Aim of the exercise>
Below are the records; give the number of their lines that contain the word "this" and nothing more.

═════ Source records ═════

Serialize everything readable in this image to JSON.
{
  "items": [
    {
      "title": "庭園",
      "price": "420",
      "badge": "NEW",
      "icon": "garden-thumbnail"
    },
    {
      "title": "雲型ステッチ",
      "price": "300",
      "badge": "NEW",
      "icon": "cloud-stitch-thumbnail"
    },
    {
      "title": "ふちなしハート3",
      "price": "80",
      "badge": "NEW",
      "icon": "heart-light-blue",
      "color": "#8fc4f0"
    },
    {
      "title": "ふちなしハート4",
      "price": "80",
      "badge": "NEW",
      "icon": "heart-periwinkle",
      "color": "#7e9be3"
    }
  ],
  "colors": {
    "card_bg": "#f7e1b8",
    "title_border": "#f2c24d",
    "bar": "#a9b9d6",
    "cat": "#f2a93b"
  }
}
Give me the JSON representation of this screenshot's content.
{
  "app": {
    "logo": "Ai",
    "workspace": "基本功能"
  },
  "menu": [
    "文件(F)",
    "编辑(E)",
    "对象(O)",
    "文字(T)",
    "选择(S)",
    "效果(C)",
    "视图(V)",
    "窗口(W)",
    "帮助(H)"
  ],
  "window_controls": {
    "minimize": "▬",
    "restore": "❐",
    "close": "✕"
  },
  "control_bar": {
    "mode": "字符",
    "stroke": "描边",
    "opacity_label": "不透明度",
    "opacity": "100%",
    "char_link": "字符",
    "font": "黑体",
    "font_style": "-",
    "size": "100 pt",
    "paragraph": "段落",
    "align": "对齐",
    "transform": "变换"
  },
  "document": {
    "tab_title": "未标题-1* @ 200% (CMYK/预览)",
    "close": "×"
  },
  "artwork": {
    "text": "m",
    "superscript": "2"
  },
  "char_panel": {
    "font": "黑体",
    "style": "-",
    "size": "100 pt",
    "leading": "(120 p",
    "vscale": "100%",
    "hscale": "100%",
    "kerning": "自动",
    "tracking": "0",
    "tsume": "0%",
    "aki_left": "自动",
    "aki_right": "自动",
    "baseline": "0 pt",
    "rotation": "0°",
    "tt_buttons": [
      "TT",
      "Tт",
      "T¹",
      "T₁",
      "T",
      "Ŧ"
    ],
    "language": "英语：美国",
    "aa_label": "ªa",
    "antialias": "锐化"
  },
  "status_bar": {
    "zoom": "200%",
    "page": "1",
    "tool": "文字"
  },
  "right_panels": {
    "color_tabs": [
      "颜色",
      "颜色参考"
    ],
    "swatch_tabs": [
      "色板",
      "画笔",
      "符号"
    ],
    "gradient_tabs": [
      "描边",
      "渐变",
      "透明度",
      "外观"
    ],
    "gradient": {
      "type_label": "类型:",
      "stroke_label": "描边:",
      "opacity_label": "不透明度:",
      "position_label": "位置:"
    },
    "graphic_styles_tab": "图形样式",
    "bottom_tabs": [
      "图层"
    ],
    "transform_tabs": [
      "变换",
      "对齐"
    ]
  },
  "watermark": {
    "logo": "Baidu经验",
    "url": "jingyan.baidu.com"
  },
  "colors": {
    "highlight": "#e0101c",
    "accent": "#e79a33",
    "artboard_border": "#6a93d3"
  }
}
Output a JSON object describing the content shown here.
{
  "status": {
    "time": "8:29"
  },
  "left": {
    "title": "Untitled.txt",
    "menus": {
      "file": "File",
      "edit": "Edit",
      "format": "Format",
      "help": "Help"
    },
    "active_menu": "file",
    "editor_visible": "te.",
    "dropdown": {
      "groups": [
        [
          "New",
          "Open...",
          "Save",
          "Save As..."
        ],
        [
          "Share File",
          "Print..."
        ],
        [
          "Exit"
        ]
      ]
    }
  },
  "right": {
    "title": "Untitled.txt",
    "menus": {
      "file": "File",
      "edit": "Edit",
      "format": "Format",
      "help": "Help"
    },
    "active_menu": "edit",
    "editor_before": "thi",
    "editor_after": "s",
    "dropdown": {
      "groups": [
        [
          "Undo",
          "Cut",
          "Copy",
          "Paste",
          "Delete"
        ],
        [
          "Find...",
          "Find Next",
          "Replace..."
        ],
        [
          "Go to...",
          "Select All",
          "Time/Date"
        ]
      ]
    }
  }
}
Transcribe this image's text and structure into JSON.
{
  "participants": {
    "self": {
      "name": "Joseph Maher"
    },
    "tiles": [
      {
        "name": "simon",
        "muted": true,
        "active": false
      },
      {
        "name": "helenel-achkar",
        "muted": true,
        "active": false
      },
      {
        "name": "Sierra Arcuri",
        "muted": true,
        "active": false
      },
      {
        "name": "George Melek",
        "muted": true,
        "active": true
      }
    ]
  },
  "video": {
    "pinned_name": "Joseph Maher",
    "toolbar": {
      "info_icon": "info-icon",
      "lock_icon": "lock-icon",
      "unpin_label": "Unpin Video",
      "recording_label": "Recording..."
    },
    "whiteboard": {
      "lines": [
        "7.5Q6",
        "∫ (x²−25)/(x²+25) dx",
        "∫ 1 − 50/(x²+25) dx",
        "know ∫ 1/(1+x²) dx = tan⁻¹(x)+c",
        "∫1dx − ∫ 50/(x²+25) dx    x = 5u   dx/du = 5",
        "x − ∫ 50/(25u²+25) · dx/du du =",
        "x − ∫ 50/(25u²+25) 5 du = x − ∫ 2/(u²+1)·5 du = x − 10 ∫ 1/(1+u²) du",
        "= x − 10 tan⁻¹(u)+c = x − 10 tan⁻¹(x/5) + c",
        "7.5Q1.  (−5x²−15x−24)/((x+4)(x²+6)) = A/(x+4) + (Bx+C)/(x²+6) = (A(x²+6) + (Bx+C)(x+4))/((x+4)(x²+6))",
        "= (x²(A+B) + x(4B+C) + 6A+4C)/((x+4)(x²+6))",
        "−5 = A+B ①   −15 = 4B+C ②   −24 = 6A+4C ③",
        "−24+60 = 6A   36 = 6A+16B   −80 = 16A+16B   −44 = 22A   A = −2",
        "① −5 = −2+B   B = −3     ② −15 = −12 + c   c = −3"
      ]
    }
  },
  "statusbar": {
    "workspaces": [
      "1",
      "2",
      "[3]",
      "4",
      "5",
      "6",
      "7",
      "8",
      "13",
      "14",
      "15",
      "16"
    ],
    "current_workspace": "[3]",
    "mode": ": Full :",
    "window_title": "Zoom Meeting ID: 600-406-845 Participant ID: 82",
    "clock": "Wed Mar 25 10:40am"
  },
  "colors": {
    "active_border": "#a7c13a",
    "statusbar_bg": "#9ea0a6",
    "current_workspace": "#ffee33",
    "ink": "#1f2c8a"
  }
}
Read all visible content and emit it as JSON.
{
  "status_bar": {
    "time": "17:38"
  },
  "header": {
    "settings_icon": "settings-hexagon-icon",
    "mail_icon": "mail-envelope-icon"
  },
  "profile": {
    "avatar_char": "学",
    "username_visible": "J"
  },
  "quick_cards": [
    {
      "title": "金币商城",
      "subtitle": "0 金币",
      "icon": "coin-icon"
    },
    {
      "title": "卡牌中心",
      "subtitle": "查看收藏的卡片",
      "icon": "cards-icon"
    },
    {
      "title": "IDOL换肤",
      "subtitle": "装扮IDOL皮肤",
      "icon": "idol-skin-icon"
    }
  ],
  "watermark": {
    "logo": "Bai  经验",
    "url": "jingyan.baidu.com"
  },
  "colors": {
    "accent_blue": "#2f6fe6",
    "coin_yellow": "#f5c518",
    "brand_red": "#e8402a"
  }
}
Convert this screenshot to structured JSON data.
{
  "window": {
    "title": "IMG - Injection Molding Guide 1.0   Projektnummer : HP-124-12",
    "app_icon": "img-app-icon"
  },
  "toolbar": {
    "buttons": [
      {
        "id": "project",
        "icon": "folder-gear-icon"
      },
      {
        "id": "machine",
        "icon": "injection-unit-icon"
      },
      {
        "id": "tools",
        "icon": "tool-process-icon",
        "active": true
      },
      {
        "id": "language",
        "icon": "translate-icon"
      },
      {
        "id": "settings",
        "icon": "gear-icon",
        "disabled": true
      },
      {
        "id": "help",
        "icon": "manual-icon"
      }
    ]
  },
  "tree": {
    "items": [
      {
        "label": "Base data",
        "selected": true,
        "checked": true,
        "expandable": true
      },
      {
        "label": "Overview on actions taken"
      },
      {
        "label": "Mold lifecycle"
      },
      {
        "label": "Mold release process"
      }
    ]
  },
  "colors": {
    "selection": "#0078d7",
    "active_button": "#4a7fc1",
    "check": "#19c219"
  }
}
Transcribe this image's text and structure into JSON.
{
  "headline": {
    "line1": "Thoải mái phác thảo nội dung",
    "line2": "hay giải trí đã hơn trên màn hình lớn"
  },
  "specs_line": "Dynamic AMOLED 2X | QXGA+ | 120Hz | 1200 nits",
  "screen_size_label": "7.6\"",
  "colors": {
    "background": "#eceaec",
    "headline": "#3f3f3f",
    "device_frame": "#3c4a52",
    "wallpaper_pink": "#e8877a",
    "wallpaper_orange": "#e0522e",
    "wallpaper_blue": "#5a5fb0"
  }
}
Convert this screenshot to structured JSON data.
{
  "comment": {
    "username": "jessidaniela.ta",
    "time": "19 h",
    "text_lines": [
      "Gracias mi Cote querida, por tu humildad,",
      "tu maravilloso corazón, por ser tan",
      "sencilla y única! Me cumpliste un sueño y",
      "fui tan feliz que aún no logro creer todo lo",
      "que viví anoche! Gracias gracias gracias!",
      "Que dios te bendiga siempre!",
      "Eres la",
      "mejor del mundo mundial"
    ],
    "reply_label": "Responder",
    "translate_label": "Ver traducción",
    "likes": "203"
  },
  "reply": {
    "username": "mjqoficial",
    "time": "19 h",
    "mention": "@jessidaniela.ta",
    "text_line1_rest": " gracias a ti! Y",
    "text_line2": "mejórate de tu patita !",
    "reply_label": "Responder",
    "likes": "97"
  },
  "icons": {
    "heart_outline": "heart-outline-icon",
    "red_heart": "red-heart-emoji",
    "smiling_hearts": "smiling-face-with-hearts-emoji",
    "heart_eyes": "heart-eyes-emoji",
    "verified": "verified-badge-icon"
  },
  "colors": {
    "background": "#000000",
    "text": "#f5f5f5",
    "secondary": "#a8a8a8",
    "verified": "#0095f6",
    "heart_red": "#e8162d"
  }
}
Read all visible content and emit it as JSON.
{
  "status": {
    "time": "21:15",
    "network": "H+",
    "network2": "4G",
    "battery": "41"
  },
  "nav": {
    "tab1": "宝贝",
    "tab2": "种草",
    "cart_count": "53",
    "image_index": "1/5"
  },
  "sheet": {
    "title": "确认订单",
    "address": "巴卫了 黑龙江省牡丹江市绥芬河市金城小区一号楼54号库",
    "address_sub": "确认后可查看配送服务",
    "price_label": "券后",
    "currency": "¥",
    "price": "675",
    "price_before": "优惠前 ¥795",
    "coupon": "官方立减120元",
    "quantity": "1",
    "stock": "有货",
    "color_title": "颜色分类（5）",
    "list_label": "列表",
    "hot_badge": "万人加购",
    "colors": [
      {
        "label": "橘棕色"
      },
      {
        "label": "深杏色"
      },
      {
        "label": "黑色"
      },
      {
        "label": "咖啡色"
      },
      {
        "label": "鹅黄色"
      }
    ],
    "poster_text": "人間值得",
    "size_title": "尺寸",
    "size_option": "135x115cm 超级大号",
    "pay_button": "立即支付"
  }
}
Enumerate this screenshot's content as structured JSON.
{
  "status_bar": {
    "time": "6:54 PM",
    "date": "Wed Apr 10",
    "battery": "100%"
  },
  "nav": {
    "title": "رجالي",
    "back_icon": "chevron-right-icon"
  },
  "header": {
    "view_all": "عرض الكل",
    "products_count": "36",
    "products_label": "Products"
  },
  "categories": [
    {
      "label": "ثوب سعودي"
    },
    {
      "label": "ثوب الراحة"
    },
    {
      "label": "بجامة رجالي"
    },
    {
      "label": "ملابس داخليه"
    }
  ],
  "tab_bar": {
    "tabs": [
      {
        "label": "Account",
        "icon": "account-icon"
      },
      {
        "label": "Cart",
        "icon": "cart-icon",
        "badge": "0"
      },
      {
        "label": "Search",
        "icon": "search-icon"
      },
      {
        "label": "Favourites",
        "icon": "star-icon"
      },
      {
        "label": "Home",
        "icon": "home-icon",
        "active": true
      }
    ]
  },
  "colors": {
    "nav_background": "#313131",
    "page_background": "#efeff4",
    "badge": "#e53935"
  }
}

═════

Result>
7